Note every line in the entries that contains the string "JSON", and copy it.
+++ Exercise data
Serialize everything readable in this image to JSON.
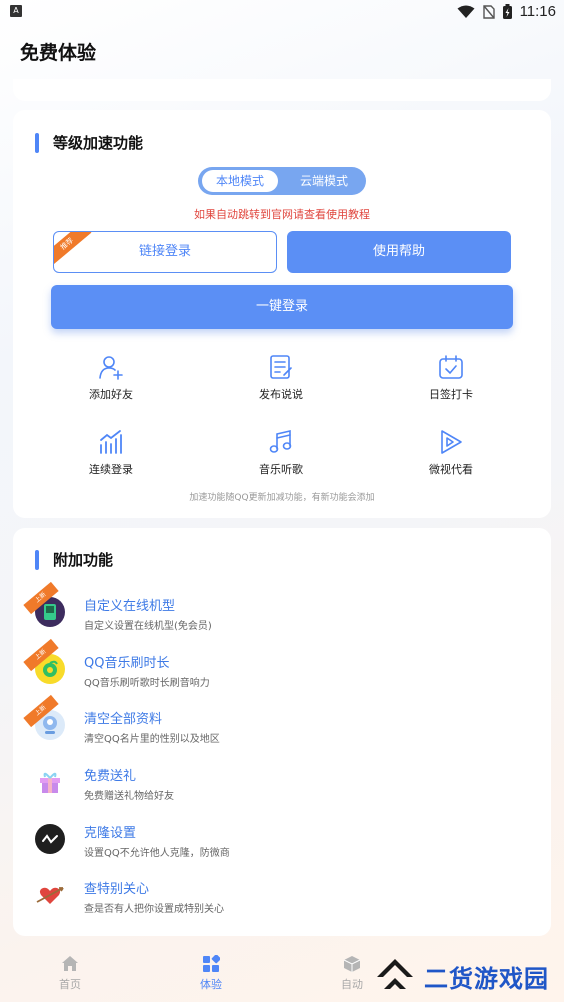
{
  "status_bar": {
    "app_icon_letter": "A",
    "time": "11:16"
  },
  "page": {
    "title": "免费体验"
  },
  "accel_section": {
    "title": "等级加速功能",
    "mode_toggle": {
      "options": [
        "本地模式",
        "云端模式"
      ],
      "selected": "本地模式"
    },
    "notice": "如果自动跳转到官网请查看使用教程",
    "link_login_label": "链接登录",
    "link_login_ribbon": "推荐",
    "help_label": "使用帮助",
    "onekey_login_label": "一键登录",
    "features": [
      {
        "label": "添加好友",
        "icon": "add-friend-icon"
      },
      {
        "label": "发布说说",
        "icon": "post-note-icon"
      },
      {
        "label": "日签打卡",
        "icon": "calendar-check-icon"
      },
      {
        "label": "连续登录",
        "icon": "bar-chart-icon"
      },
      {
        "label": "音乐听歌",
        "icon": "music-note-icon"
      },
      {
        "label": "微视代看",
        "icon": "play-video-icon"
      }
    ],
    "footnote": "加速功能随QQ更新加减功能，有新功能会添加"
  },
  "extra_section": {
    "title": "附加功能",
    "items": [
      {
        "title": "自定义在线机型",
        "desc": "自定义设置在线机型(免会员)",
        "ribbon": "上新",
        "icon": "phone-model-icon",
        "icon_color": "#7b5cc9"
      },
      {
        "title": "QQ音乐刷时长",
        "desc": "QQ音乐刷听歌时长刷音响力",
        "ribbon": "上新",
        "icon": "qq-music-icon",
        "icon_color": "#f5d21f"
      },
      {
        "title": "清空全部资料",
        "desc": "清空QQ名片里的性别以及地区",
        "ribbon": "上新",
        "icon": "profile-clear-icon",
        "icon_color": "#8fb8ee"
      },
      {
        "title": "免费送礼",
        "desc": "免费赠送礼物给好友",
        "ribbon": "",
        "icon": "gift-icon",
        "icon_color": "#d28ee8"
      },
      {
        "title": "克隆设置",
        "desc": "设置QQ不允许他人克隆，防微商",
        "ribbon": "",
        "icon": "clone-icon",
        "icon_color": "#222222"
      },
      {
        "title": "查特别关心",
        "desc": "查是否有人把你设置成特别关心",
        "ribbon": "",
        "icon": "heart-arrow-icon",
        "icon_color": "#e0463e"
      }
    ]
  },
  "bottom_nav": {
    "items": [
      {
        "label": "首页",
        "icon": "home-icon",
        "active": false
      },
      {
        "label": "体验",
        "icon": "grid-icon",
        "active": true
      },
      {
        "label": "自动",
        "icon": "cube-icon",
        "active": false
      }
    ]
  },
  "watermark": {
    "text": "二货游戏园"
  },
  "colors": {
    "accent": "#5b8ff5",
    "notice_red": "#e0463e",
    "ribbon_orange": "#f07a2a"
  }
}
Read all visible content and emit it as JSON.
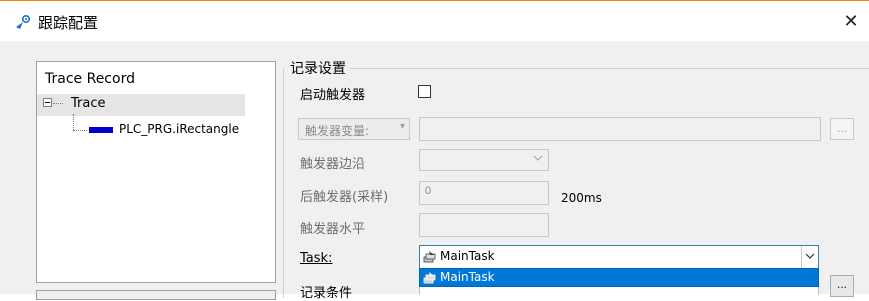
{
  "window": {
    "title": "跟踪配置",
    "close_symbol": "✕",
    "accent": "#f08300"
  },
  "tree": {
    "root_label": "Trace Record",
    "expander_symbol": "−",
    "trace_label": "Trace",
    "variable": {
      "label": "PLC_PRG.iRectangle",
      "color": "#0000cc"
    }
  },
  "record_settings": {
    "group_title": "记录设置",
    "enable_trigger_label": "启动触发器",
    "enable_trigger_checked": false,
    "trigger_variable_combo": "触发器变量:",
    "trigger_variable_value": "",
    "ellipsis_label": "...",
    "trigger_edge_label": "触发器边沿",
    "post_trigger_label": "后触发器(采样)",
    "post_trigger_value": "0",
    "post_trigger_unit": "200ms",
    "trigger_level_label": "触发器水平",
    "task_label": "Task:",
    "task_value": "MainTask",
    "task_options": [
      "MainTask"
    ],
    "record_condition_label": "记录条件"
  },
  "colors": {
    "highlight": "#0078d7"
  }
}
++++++
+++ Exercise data
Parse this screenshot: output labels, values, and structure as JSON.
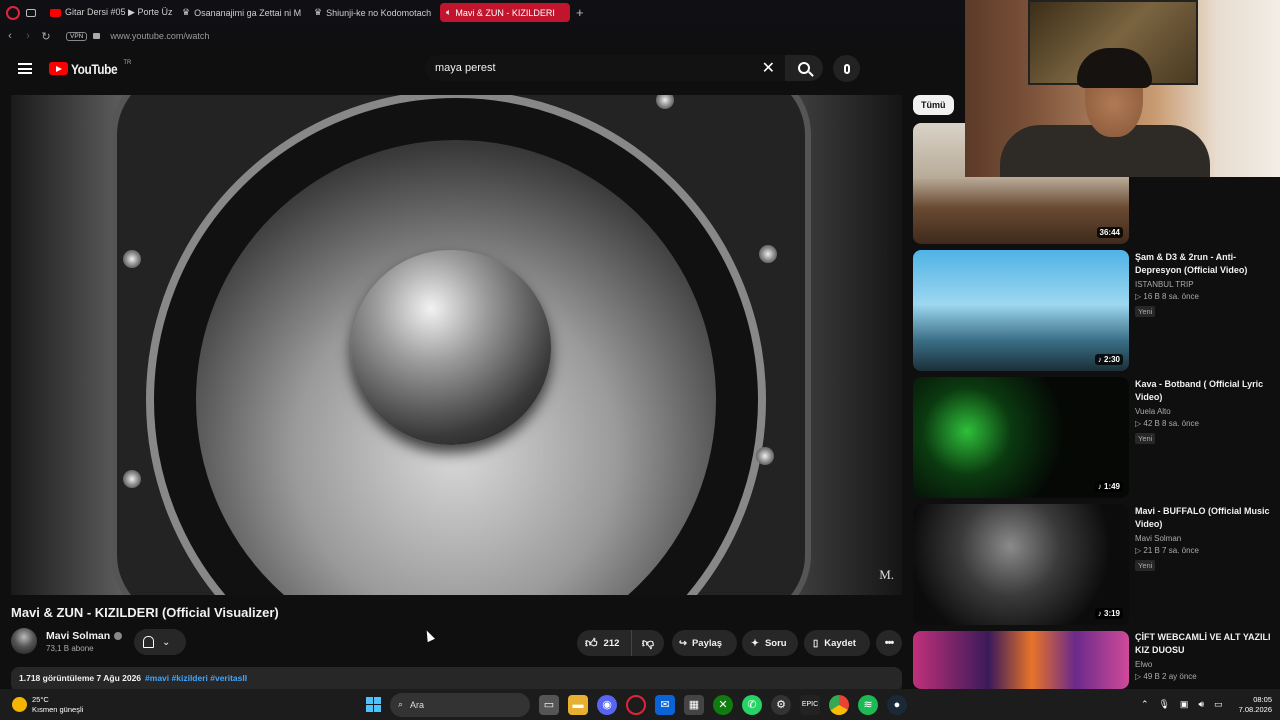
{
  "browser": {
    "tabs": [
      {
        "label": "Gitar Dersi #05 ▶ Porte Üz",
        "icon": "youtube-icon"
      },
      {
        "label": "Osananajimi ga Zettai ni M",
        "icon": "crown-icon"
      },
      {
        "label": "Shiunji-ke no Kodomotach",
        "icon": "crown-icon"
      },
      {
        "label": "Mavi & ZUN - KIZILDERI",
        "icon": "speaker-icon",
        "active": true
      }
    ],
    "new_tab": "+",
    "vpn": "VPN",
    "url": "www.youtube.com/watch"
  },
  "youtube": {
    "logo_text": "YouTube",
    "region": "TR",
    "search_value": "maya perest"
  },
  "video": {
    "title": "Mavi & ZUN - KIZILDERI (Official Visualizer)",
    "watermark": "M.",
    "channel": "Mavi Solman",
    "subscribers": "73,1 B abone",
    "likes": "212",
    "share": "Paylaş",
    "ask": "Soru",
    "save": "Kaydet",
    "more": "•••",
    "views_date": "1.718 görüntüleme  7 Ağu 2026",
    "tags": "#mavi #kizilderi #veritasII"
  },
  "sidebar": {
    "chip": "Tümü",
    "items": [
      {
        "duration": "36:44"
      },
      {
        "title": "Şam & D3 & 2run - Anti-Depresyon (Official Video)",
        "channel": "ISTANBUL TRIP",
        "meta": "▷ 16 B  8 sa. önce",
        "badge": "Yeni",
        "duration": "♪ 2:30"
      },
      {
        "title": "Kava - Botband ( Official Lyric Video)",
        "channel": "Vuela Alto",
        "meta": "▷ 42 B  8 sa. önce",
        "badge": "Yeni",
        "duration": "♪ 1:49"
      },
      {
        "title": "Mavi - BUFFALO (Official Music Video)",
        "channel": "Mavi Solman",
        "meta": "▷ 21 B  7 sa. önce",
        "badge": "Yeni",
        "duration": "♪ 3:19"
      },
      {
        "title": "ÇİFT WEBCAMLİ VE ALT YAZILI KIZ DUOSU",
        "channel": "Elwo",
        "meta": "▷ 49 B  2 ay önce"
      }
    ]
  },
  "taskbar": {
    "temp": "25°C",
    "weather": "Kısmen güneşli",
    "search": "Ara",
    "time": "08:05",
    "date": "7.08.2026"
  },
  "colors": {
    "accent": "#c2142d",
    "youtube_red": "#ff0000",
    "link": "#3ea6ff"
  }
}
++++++
▶ [Final answer]
Serialize everything readable in this image to JSON.
Read all visible content and emit it as JSON.
Parse this screenshot: output labels, values, and structure as JSON.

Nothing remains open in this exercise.